The earliest user interfaces consisted only of text, e.g. a prompt from the computer, followed by the user’s command. This CLI (Command Line Interface) is still available on most modern desktops (and every user would do well to know how to perform basic task in it), but most users prefer a graphical environment. The most elementary component is called a window; it’s a rectangular area of the screen in which there are texts, pictures, and clickable items and/or areas to enter numbers, text, or make selections. These are managed by a window manager. A desktop environment builds on this by providing icons, toolbars, folders, and widgets, and behaviour to allow them to be moved around and optionally stacked, just like papers on your desktop.
Popular desktop environments include KDE, GNOME, Xfce, and LXDE. Most distros come with one or more of these pre-installed, and you can install others and switch between them, normally by logging out of the current session, and clicking on a pull-down menu before logging back in. Choice of DE is important because they have different behaviours, and people often have strong preferences for one or the other. For example, some DEs provide a hierarchical menu structure for launching programs, where the programs are categorised – -e.g. Games, Internet, Office, System, etc. Other DEs will temporarily take over most or all of the screen to layout a lot of programs in a grid of application icons. Some DEs offer a lot of functionality and require a reasonably modern, powerful machine with a good graphics card, or their response may be sluggish. And some DEs are designed to work well on older, less powerful machines.
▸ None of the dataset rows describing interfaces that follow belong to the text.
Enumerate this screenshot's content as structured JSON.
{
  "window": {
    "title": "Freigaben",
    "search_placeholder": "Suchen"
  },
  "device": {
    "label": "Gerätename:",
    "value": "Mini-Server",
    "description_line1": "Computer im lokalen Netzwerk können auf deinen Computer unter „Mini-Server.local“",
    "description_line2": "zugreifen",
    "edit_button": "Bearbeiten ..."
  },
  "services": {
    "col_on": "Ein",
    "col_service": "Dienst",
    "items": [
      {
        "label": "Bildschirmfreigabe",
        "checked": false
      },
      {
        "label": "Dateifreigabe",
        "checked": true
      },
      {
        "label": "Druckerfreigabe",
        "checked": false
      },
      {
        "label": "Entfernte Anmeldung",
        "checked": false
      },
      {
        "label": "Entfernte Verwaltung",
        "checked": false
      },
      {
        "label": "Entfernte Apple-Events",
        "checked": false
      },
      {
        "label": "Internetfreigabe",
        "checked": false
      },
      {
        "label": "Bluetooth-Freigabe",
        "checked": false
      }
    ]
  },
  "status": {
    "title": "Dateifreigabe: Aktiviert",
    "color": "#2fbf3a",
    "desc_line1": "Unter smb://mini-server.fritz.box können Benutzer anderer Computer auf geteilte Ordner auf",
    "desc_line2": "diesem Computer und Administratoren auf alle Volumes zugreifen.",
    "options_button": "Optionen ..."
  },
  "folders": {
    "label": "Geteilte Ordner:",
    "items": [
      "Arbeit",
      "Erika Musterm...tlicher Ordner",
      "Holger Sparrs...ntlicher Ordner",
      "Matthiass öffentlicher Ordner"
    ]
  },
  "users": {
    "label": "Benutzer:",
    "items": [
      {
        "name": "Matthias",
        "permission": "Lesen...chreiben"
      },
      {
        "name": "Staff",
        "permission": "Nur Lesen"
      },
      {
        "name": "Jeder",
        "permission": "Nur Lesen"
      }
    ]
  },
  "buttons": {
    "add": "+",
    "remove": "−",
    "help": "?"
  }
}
Linux once had a reputation for being difficult to install and operate, suitable only for hardcore geeks and nerds. This has improved much in recent years, especially thanks to Ubuntu from Canonical. You can run Linux from a ‘live CD’ without installing it on your computer, just to see if it works for you, and you like it. You can then install it fairly easily, either as a replacement for your current OS, or alongside your current OS, or even inside your current OS (by using a virtual installation). If you do encounter any problems you can usually find an answer on the Web, or you can post to one of the relevant forums and there are usually several helpful responses. Again, for free.